Saturday I spent a little time working on organizing the garage. It’s time consuming, not so much because of the work itself, but because I keep finding things that tug on my memory. There were letters and pictures. There were bikes outgrown by Wes and Hope. Over in the corner leaned a baseball bat discarded long ago. There was an old sweatshirt Chuk used to wear. A pair of rollerblades reminded me of the three older girls and their inseparable friends Courtney and Mariah Webster from Fremont. They spent hours skating around the neighborhood. On a summer evening they would draw other youngsters from all over the neighborhood and laugh out in front of the house under the street light until long after dark. Of the five girls two are married and by Thursday the number will be three.
I rolled the bikes out to the street and stood there looking at them with a lump in my throat. Hope drew up a “Free” sign on cardboard. These memories are too sacred to sell. Wes drove away to college this summer in an old F-150 pick-up. Every day Hope mentions him with a little tone of mourning in her voice. I stand and imagine a young dad running down the road after his girl, her hair is blowing in the wind. She is riding Hope’s old bike. He’s trying to keep her up-right. He won’t be able to keep up. She will get away from him. He will have to stand and watch her go. The memory of it will tug at him and he will stand and watch with a lump in his throat.

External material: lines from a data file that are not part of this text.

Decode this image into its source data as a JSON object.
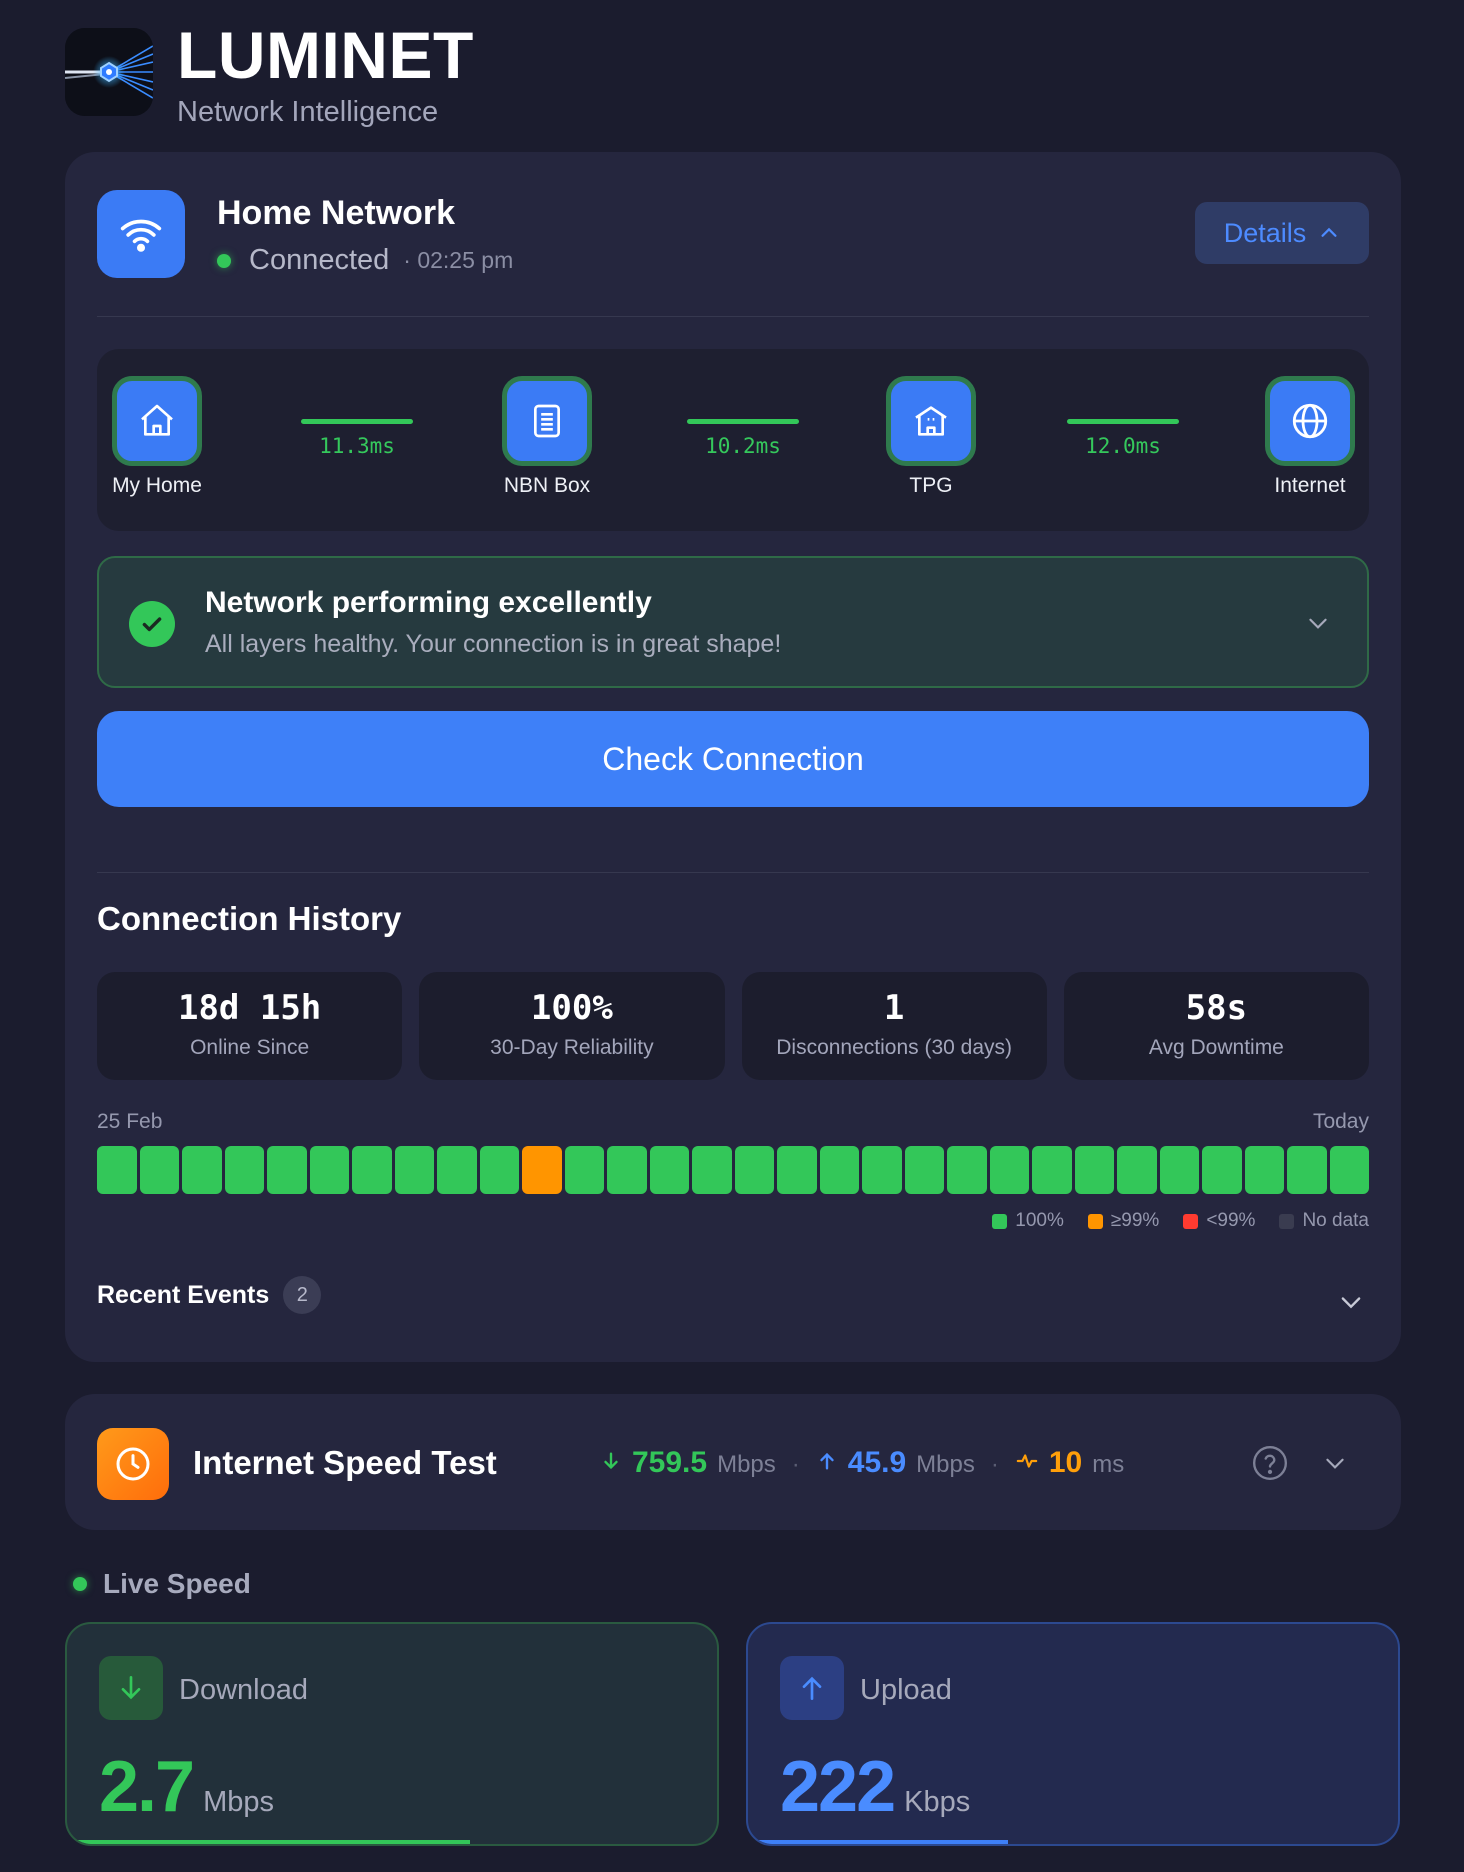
{
  "app": {
    "brand": "LUMINET",
    "tagline": "Network Intelligence"
  },
  "network": {
    "name": "Home Network",
    "status": "Connected",
    "time": "· 02:25 pm",
    "details_label": "Details",
    "nodes": [
      {
        "label": "My Home",
        "icon": "home-icon"
      },
      {
        "label": "NBN Box",
        "icon": "modem-icon"
      },
      {
        "label": "TPG",
        "icon": "isp-building-icon"
      },
      {
        "label": "Internet",
        "icon": "globe-icon"
      }
    ],
    "links": [
      "11.3ms",
      "10.2ms",
      "12.0ms"
    ],
    "banner": {
      "title": "Network performing excellently",
      "subtitle": "All layers healthy. Your connection is in great shape!"
    },
    "check_button": "Check Connection"
  },
  "history": {
    "title": "Connection History",
    "stats": [
      {
        "value": "18d 15h",
        "label": "Online Since"
      },
      {
        "value": "100%",
        "label": "30-Day Reliability"
      },
      {
        "value": "1",
        "label": "Disconnections (30 days)"
      },
      {
        "value": "58s",
        "label": "Avg Downtime"
      }
    ],
    "start_label": "25 Feb",
    "end_label": "Today",
    "days": [
      "100",
      "100",
      "100",
      "100",
      "100",
      "100",
      "100",
      "100",
      "100",
      "100",
      "99",
      "100",
      "100",
      "100",
      "100",
      "100",
      "100",
      "100",
      "100",
      "100",
      "100",
      "100",
      "100",
      "100",
      "100",
      "100",
      "100",
      "100",
      "100",
      "100"
    ],
    "legend": [
      {
        "label": "100%",
        "color": "#33c759"
      },
      {
        "label": "≥99%",
        "color": "#ff9500"
      },
      {
        "label": "<99%",
        "color": "#ff3b30"
      },
      {
        "label": "No data",
        "color": "#3a3c50"
      }
    ],
    "events_label": "Recent Events",
    "events_count": "2"
  },
  "speed_test": {
    "title": "Internet Speed Test",
    "download": {
      "value": "759.5",
      "unit": "Mbps"
    },
    "upload": {
      "value": "45.9",
      "unit": "Mbps"
    },
    "ping": {
      "value": "10",
      "unit": "ms"
    }
  },
  "live": {
    "label": "Live Speed",
    "download": {
      "label": "Download",
      "value": "2.7",
      "unit": "Mbps"
    },
    "upload": {
      "label": "Upload",
      "value": "222",
      "unit": "Kbps"
    }
  },
  "colors": {
    "accent": "#3e80f8",
    "good": "#33c759",
    "warn": "#ff9500",
    "bad": "#ff3b30"
  }
}
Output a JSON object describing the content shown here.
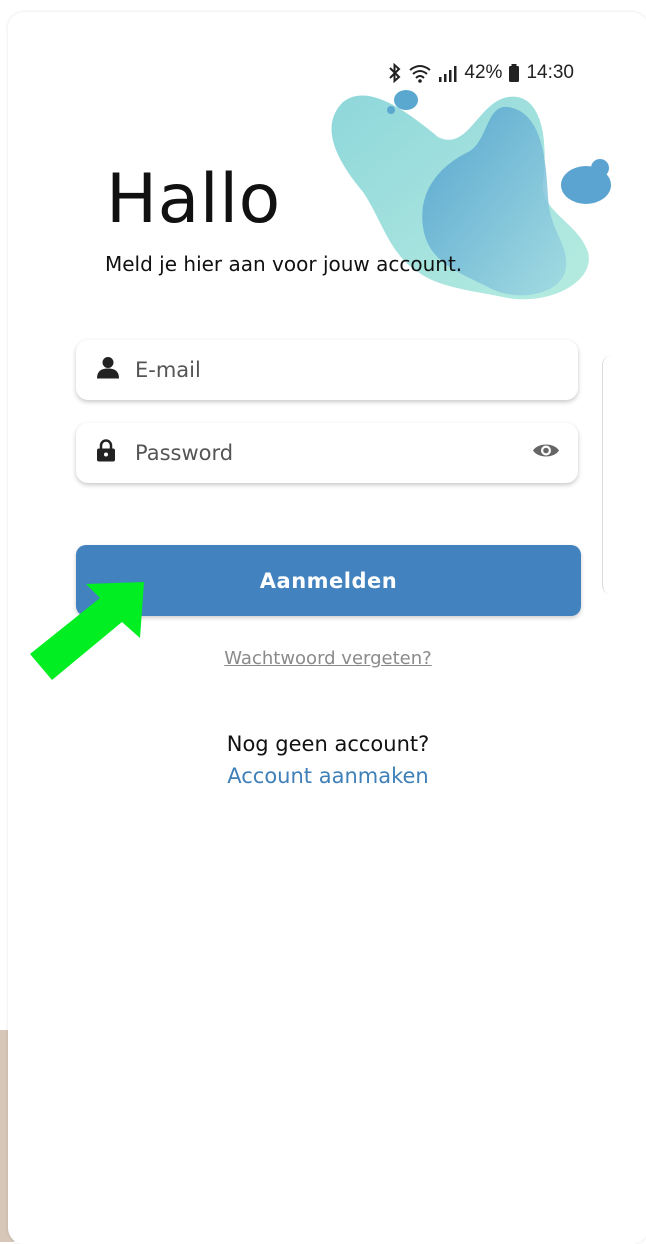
{
  "status_bar": {
    "battery": "42%",
    "time": "14:30",
    "icons": [
      "bluetooth-icon",
      "wifi-icon",
      "signal-icon",
      "battery-icon"
    ]
  },
  "header": {
    "title": "Hallo",
    "subtitle": "Meld je hier aan voor jouw account."
  },
  "form": {
    "email_placeholder": "E-mail",
    "password_placeholder": "Password",
    "submit_label": "Aanmelden"
  },
  "links": {
    "forgot_password": "Wachtwoord vergeten?",
    "no_account": "Nog geen account?",
    "create_account": "Account aanmaken"
  },
  "colors": {
    "primary": "#4282bf",
    "link": "#3f80b8",
    "annotation_arrow": "#00ee22",
    "blob_light": "#a8e6da",
    "blob_dark": "#5aa8d0"
  }
}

I go and make a hospital call. When I get home the bikes are gone. The memory will never fade.
If your heart ever gets hard or if it’s been a while since you had a good cry, go out and paw through the stuff in your garage for a few hours. You’ll see what I mean.
August 12, 2013